### Instructions for the task
Skip the images; return every entry exactly.

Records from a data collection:
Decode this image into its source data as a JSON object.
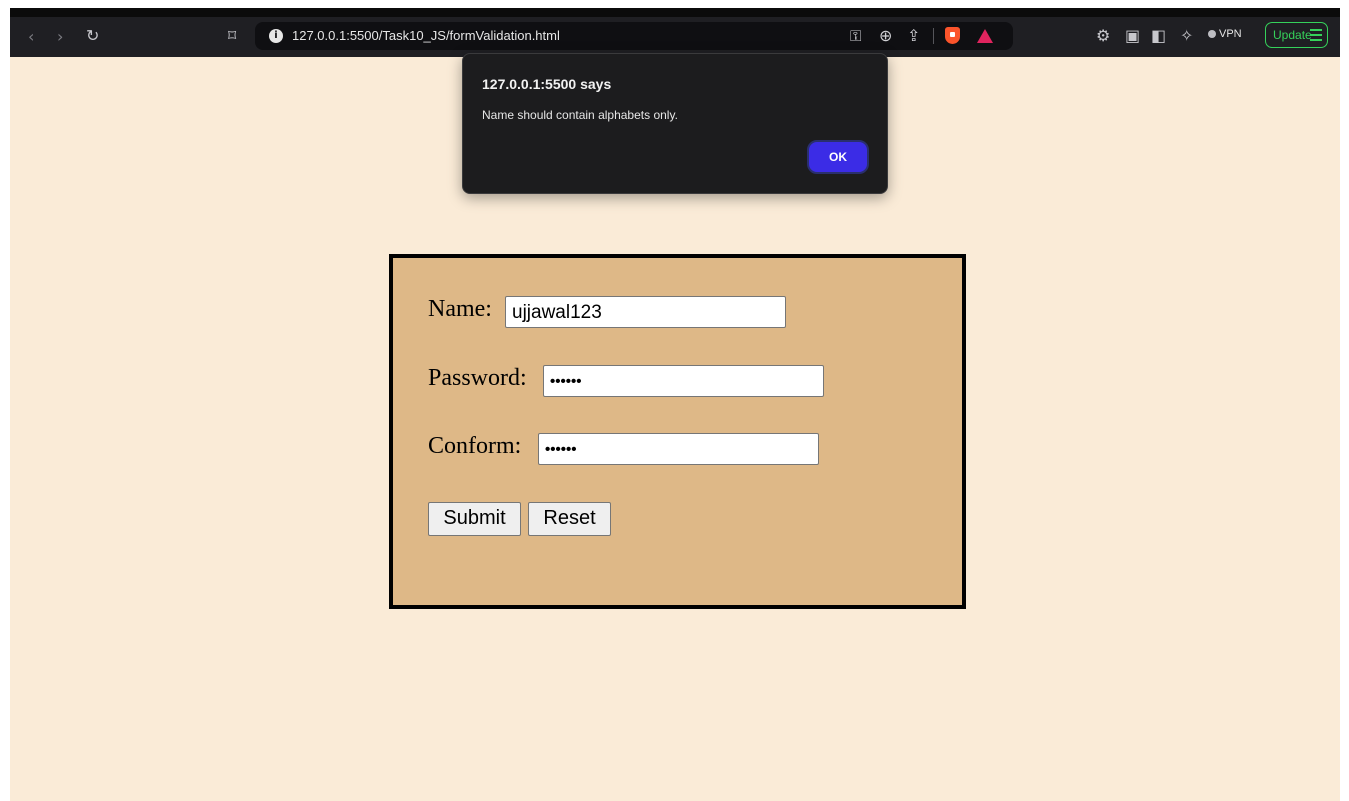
{
  "browser": {
    "url": "127.0.0.1:5500/Task10_JS/formValidation.html",
    "vpn_label": "VPN",
    "update_label": "Update",
    "accent_color": "#35d15a"
  },
  "icons": {
    "back": "‹",
    "forward": "›",
    "reload": "↻",
    "bookmark": "⌑",
    "info": "i",
    "key": "⚿",
    "zoom": "⊕",
    "share": "⇪",
    "extensions": "⚙",
    "sidebar": "▣",
    "wallet": "◧",
    "leo": "✧"
  },
  "form": {
    "name_label": "Name:",
    "name_value": "ujjawal123",
    "password_label": "Password:",
    "password_value": "••••••",
    "confirm_label": "Conform:",
    "confirm_value": "••••••",
    "submit_label": "Submit",
    "reset_label": "Reset",
    "page_bg": "#faebd7",
    "box_bg": "#deb887"
  },
  "dialog": {
    "title": "127.0.0.1:5500 says",
    "message": "Name should contain alphabets only.",
    "ok_label": "OK",
    "ok_color": "#3b2ce6"
  }
}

### Result of the task
Decode this image into its source data as a JSON object.
{
  "browser": {
    "url": "127.0.0.1:5500/Task10_JS/formValidation.html",
    "vpn_label": "VPN",
    "update_label": "Update",
    "accent_color": "#35d15a"
  },
  "icons": {
    "back": "‹",
    "forward": "›",
    "reload": "↻",
    "bookmark": "⌑",
    "info": "i",
    "key": "⚿",
    "zoom": "⊕",
    "share": "⇪",
    "extensions": "⚙",
    "sidebar": "▣",
    "wallet": "◧",
    "leo": "✧"
  },
  "form": {
    "name_label": "Name:",
    "name_value": "ujjawal123",
    "password_label": "Password:",
    "password_value": "••••••",
    "confirm_label": "Conform:",
    "confirm_value": "••••••",
    "submit_label": "Submit",
    "reset_label": "Reset",
    "page_bg": "#faebd7",
    "box_bg": "#deb887"
  },
  "dialog": {
    "title": "127.0.0.1:5500 says",
    "message": "Name should contain alphabets only.",
    "ok_label": "OK",
    "ok_color": "#3b2ce6"
  }
}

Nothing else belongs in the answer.